* Erdogan calls for easing of housing loans
* Ziraat, Halkbank lower rates for some mortgages
* Construction a pillar of Turkish economy
* Economists fear Turkey overheating (Updates with Halkbank, adds comment, graphic)
By Ebru Tuncay and Ceyda Caglayan
ISTANBUL, May 10 (Reuters) - Two of Turkey’s largest state-owned banks lowered their mortgage rates on Thursday, a day after President Tayyip Erdogan met with heads of local banks and urged them to boost lending to real estate, one of the pillars of Turkish economic growth.
Erdogan, a self-described “enemy of interest rates”, has repeatedly called for lower borrowing costs to fuel credit growth and economic expansion. In 15 years of rule he has transformed Turkey by building new roads, hospitals, bridges and ports. But investors now fear the economy is overheating.
Erdogan addressed the sell-off in the lira at an unscheduled meeting on Wednesday with members of his economic team, the central bank governor and the heads of some of the major banks, including top state lender Ziraat and smaller rival Halkbank.
“Banks are advised to make borrowing easier to the real estate sector,” the presidency said in a summary of the meeting.
Ziraat, Turkey’s biggest bank by assets, said it was lowering the monthly interest rate to 0.98 percent on mortgages up to 500,000 lira ($117,000) with a maximum maturity of 10 years. The changes will go into effect on Friday, and compare to a current rate of 1.23 percent, according to its website.

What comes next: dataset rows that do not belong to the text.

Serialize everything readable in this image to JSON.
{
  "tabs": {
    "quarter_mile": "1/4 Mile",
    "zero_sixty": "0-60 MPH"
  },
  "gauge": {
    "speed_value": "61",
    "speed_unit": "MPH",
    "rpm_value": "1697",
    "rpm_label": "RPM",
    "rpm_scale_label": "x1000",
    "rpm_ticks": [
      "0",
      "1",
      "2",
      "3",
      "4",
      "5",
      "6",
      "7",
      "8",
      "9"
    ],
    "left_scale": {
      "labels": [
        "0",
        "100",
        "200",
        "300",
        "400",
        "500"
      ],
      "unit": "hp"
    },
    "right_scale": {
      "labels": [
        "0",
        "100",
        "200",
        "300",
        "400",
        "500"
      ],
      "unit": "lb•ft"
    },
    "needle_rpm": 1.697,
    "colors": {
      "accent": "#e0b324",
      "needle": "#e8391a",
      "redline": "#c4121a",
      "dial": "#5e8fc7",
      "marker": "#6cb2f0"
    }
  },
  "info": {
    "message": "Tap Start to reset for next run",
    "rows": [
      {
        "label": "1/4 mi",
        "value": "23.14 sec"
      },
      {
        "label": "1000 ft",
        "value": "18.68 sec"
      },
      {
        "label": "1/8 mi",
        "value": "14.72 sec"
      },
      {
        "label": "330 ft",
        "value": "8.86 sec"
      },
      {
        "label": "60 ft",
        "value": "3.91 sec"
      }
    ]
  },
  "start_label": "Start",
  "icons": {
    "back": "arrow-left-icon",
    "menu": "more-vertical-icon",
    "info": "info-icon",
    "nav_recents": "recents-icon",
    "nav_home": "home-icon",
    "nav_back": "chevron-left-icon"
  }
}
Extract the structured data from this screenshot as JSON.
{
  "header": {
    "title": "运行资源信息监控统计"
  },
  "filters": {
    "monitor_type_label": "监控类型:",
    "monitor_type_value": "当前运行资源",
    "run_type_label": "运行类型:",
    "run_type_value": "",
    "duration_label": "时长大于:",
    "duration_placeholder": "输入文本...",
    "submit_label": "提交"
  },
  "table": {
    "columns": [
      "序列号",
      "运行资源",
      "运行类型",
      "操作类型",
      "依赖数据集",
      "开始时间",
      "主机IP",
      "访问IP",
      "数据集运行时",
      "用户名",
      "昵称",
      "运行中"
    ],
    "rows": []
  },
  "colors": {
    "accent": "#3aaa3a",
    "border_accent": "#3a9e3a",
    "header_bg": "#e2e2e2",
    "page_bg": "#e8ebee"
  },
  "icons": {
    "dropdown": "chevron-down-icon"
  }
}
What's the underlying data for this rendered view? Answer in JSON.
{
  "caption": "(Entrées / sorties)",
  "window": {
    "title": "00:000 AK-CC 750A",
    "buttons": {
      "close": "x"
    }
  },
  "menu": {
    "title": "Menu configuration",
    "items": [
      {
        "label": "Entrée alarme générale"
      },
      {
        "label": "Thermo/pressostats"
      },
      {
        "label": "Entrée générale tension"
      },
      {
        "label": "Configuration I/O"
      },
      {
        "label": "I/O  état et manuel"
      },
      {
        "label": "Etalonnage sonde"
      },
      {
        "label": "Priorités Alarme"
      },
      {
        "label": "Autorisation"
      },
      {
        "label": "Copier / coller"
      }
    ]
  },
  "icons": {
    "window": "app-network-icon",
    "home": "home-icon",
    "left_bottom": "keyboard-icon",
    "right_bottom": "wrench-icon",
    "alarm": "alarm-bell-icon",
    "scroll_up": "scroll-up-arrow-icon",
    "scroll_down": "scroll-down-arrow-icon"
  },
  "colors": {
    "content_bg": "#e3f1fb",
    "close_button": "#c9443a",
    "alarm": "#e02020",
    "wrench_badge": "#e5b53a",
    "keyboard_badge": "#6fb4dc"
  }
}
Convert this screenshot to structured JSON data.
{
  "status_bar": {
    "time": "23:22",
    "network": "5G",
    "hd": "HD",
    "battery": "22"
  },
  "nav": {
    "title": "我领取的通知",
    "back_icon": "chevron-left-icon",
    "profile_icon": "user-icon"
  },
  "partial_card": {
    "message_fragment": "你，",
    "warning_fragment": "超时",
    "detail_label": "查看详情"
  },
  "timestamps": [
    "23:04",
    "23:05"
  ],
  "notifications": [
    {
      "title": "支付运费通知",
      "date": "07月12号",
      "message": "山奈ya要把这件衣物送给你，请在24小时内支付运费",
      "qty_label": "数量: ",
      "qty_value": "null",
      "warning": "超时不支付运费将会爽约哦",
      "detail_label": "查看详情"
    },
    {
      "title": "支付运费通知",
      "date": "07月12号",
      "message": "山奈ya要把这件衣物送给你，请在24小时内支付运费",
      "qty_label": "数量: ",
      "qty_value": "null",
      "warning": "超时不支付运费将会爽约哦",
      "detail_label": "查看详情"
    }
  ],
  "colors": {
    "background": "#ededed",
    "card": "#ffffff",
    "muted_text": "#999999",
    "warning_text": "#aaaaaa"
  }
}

Halkbank, the fifth-largest lender by assets, also lowered the rate on similar housing loans to a monthly 0.98 percent, it said in a statement.
Construction of new homes has helped to drive Turkey’s economic growth. The economy expanded 7.4 percent last year. Erdogan, who faces presidential and parliamentary elections in June, wants to keep that growth going.
“Turkey’s economy has shown clear signs of overheating in recent months and is likely to undergo a painful adjustment,” Capital Economics said in a research note. “We remain concerned about the build-up of risks in the banking sector following the past decade’s credit boom.”
Total housing sales fell 14 percent in March while mortgage sales declined 35 percent, official data showed. The government has said it plans to introduce steps to reduce a backlog of unsold homes, starting with Ziraat.
The plan is likely to include an interest rate cut to around 1 percent on housing loans, banking sources said. Mortgage rates are as high as 1.35 percent and have hit their highest in more than eight years, sector officials have said.
Turkey has around 1.5 million unsold houses, said Omer Faruk Celik, board member of the Konutder housing developers’ association. The rise in mortgage rates and banks’ reluctance to lend posed problems for builders, he added.
The fall in housing sales is unlikely to recover soon — even with the government push — due to elections in June, the looming Ramadan holiday and a typical slowdown in the summer months, Celik said.
Yapi Kredi, the sixth-largest bank by assets, has said it would offer reduced interest rates for house buyers if the sector as a whole lowers borrowing costs.
($1 = 4.2685 liras)
Writing by Ezgi Erkoyun and Daren Butler; Editing by David Dolan and Catherine Evans